The 15-Second Elevator Pitch
We're a couple of mid-lifers trying to do something grand before the old folks home claims us. We bought the historic Globe Elevator and started reclaiming its old-growth wood. But we ran into a recession and fell behind in our loan payments. We need to raise $56,000 to stay afloat long enough to find a new owner. Otherwise, the bank will foreclose and a vast amount of beautiful antique wood will go up in smoke - perhaps literally. In return for your contribution, we're offering a small piece of history and the satisfaction of knowing you are helping the planet by reducing greenhouse gases.
How We Got Here
The Globe Elevator, on the edge of Lake Superior, was the biggest grain storage facility in the world when it was completed in 1887. Its three mammoth buildings contained over 6 million board feet of old-growth Eastern White Pine from the area’s virgin forests. The elevator was closed in 1988 and our little company, Wisconsin Woodchuck, began deconstructing it in 2006.
Woodchuck is the offspring of David Hozza, a one-time city planner from St. Paul, and Judy Peres, a retired newspaper reporter from Chicago. They put their life savings into the quixotic project and persuaded friends and family to invest too. Unfortunately, a monster recession intervened, drastically slowing demand for specialty reclaimed wood.

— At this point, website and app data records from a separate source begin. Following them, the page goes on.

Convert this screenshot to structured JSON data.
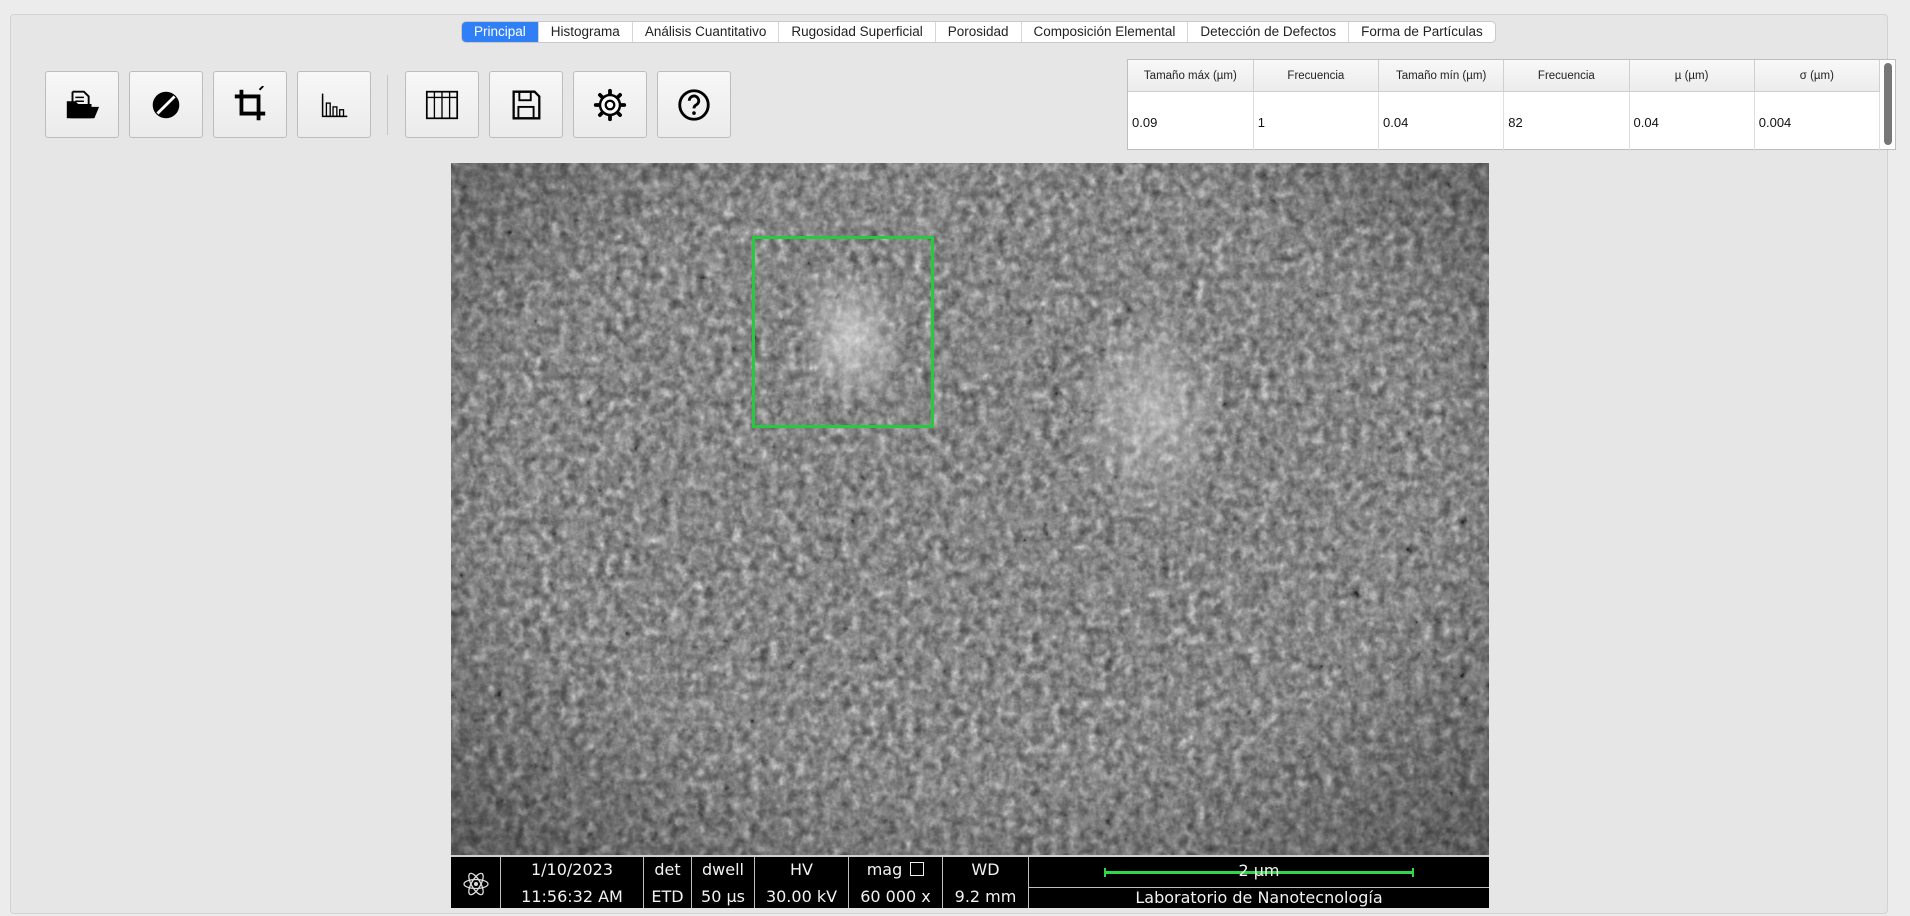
{
  "tabs": [
    {
      "label": "Principal",
      "active": true
    },
    {
      "label": "Histograma",
      "active": false
    },
    {
      "label": "Análisis Cuantitativo",
      "active": false
    },
    {
      "label": "Rugosidad Superficial",
      "active": false
    },
    {
      "label": "Porosidad",
      "active": false
    },
    {
      "label": "Composición Elemental",
      "active": false
    },
    {
      "label": "Detección de Defectos",
      "active": false
    },
    {
      "label": "Forma de Partículas",
      "active": false
    }
  ],
  "toolbar": [
    {
      "icon": "open-folder-icon"
    },
    {
      "icon": "diagonal-slash-circle-icon"
    },
    {
      "icon": "crop-icon"
    },
    {
      "icon": "bar-chart-icon"
    },
    {
      "icon": "table-icon"
    },
    {
      "icon": "save-icon"
    },
    {
      "icon": "gear-icon"
    },
    {
      "icon": "help-icon"
    }
  ],
  "stats": {
    "headers": [
      "Tamaño máx (µm)",
      "Frecuencia",
      "Tamaño mín (µm)",
      "Frecuencia",
      "µ (µm)",
      "σ (µm)"
    ],
    "row": [
      "0.09",
      "1",
      "0.04",
      "82",
      "0.04",
      "0.004"
    ]
  },
  "sem": {
    "date": "1/10/2023",
    "time": "11:56:32 AM",
    "det_label": "det",
    "det_value": "ETD",
    "dwell_label": "dwell",
    "dwell_value": "50 µs",
    "hv_label": "HV",
    "hv_value": "30.00 kV",
    "mag_label": "mag",
    "mag_value": "60 000 x",
    "wd_label": "WD",
    "wd_value": "9.2 mm",
    "scale_label": "2 µm",
    "lab_name": "Laboratorio de Nanotecnología"
  },
  "colors": {
    "accent": "#2f7ff6",
    "roi": "#27c93f",
    "scalebar": "#2ed84a"
  }
}
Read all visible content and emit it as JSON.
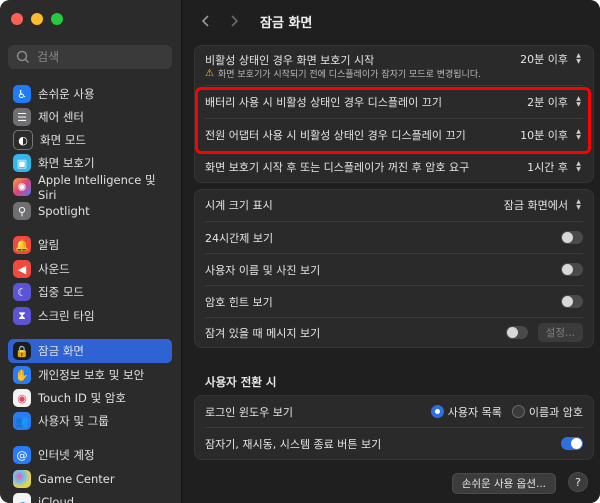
{
  "window": {
    "traffic_colors": [
      "#fe5f57",
      "#febc2e",
      "#28c840"
    ]
  },
  "search": {
    "placeholder": "검색"
  },
  "sidebar": {
    "items": [
      {
        "label": "손쉬운 사용",
        "icon": "accessibility-icon",
        "color": "#1e7cf5"
      },
      {
        "label": "제어 센터",
        "icon": "control-center-icon",
        "color": "#6f6f72"
      },
      {
        "label": "화면 모드",
        "icon": "appearance-icon",
        "color": "#2b2b2b"
      },
      {
        "label": "화면 보호기",
        "icon": "screen-saver-icon",
        "color": "#35b6e8"
      },
      {
        "label": "Apple Intelligence 및 Siri",
        "icon": "siri-icon",
        "color": "#e98a2d"
      },
      {
        "label": "Spotlight",
        "icon": "spotlight-icon",
        "color": "#6f6f72"
      },
      {
        "label": "알림",
        "icon": "notifications-icon",
        "color": "#f0493d"
      },
      {
        "label": "사운드",
        "icon": "sound-icon",
        "color": "#f0493d"
      },
      {
        "label": "집중 모드",
        "icon": "focus-icon",
        "color": "#5b54d6"
      },
      {
        "label": "스크린 타임",
        "icon": "screen-time-icon",
        "color": "#5b54d6"
      },
      {
        "label": "잠금 화면",
        "icon": "lock-screen-icon",
        "color": "#1c1c1c"
      },
      {
        "label": "개인정보 보호 및 보안",
        "icon": "privacy-icon",
        "color": "#2a7cf6"
      },
      {
        "label": "Touch ID 및 암호",
        "icon": "touch-id-icon",
        "color": "#f3f3f3"
      },
      {
        "label": "사용자 및 그룹",
        "icon": "users-icon",
        "color": "#2a7cf6"
      },
      {
        "label": "인터넷 계정",
        "icon": "internet-accounts-icon",
        "color": "#2a7cf6"
      },
      {
        "label": "Game Center",
        "icon": "game-center-icon",
        "color": "#f3f3f3"
      },
      {
        "label": "iCloud",
        "icon": "icloud-icon",
        "color": "#f3f3f3"
      }
    ]
  },
  "header": {
    "title": "잠금 화면",
    "back_icon": "chevron-left-icon",
    "forward_icon": "chevron-right-icon"
  },
  "group1": {
    "rows": [
      {
        "label": "비활성 상태인 경우 화면 보호기 시작",
        "note": "화면 보호기가 시작되기 전에 디스플레이가 잠자기 모드로 변경됩니다.",
        "value": "20분 이후"
      },
      {
        "label": "배터리 사용 시 비활성 상태인 경우 디스플레이 끄기",
        "value": "2분 이후"
      },
      {
        "label": "전원 어댑터 사용 시 비활성 상태인 경우 디스플레이 끄기",
        "value": "10분 이후"
      },
      {
        "label": "화면 보호기 시작 후 또는 디스플레이가 꺼진 후 암호 요구",
        "value": "1시간 후"
      }
    ]
  },
  "group2": {
    "clock_label": "시계 크기 표시",
    "clock_value": "잠금 화면에서",
    "rows": [
      {
        "label": "24시간제 보기",
        "on": false
      },
      {
        "label": "사용자 이름 및 사진 보기",
        "on": false
      },
      {
        "label": "암호 힌트 보기",
        "on": false
      }
    ],
    "message_label": "잠겨 있을 때 메시지 보기",
    "message_button": "설정..."
  },
  "section_title": "사용자 전환 시",
  "group3": {
    "login_label": "로그인 윈도우 보기",
    "login_options": [
      "사용자 목록",
      "이름과 암호"
    ],
    "login_selected": "사용자 목록",
    "buttons_label": "잠자기, 재시동, 시스템 종료 버튼 보기",
    "buttons_on": true
  },
  "footer": {
    "accessibility_button": "손쉬운 사용 옵션...",
    "help_button": "?"
  },
  "highlight_color": "#ff0000"
}
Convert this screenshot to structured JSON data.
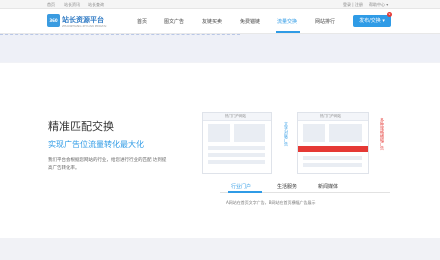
{
  "topbar": {
    "left_links": [
      "首页",
      "站长资讯",
      "站长查询"
    ],
    "right_links": [
      "登录 | 注册",
      "帮助中心 ▾"
    ]
  },
  "header": {
    "logo_badge": "360",
    "logo_text": "站长资源平台",
    "logo_sub": "ZHANZHANG ZIYUAN PINGTAI",
    "nav": [
      "首页",
      "图文广告",
      "友链买卖",
      "免费锚链",
      "流量交换",
      "网站排行"
    ],
    "active_nav": "流量交换",
    "cta_label": "发布/交换 ▾",
    "cta_badge": "9"
  },
  "hero": {
    "title": "精准匹配交换",
    "subtitle": "实现广告位流量转化最大化",
    "description": "我们平台会根据您网站的行业，给您进行行业的匹配 达到提高广告转化率。"
  },
  "illustration": {
    "left_frame_title": "热门门户网站",
    "right_frame_title": "热门门户网站",
    "left_vertical_text": "文字对联广告",
    "right_vertical_text": "多种规格横幅广告"
  },
  "tabs": {
    "items": [
      "行业门户",
      "生活服务",
      "新闻媒体"
    ],
    "active": "行业门户",
    "active_description": "A网站在首页文字广告，B网站在首页横幅广告展示"
  },
  "colors": {
    "accent": "#2f9be6",
    "ad_red": "#e53935"
  }
}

The company’s mortgage lender is now threatening to foreclose, and it’s not likely the bank – or whoever buys the 8-acre property at the sheriff’s sale – is going to care about the lumber, given the difficulty of taking it down. Dave and Judy are trying desperately to save the wood before it gets blown up, chipped up, land-filled, or incinerated. It’s probably too late to save the company or recoup any of our investment. But we still have more than 5 million board feet – the equivalent of about 20,000 trees – of irreplaceable old-growth white pine. We need to get this incredible resource into the hands of someone who can continue the task we started, and that could take more time than we have left.
What We Need & What You Get
It takes approximately $9,000 a month to keep the bank at bay. So if we can raise $56,000, we can buy six months. More would be better, but any amount would be valuable.
The money will not be used for regular operating expenses or salaries. It will cover loan payments ($37,830), taxes ($3,250), insurance ($9,306), attorneys’ fees ($3,000), and a publicity campaign ($2,600) to find a buyer who will carry on our mission to save the wood. We’re already getting some important help in that regard: The hit TV series Ax Men is telling our story. You can watch it at 9 p.m. Eastern (8 p.m. Central) Sundays on the HISTORY Channel.
Everyone who contributes to this campaign will get a piece of the historic Globe Elevator as well as a big wet one from Dave and Judy. If you dig deep, you could get a fine-art print of a photograph or video still taken during the deconstruction project, or the hard hat worn by one of the crew during the filiming of Ax Men. If you dig really deep, you could get a ride in the crane basket and lunch with Mike, our cantankerous construction manager, in beautiful downtown Superior.
You don’t have to be a tree hugger to appreciate the value of preserving a rare resource. Old-growth Eastern White Pine is virtually extinct: The great stands that once covered much of the northeastern United States are gone, and the only way to get it is to reclaim it from an existing structure. The Globe Elevator is the biggest known source of this wood. Simply put, not using it would be a big, fat waste. It’s like your mother said: Eat your dinner, because children somewhere are starving. You’ll feel bad if you waste it. And you won’t get a second chance.
Re-using this wood is good for the end user because it’s beautiful and durable and distinctive and has a great story to tell. But it’s also good for the planet because it reduces harmful greenhouse gases.
Trees remove carbon from the atmosphere in the form of carbon dioxide, and harvested wood continues to store that carbon. If the wood is burned, or left to decay in a landfill, the carbon is released into the atmosphere. What’s more, green trees will be cut down and processed to replace what’s lost – or builders will use alternative materials with a much bigger carbon footprint. Do you want that on your conscience?
Other Ways You Can Help
If you can’t contribute, that’s OK. You can support the project in other ways:
- Tell your friends about the campaign to Save the Globe by sharing it on Facebook, Twitter, and other social media
- Share our video on YouTube
- Watch us in Ax Men on HISTORY and let the producers of the show know you think what Wisconsin Woodchuck is doing is important
- Spread the word about how reclaiming lumber helps the planet
- Visit our Web site, sign up for our newsletter and our blog, and tell your friends to do the same
- Use the “SHARE” tools on the Indiegogo site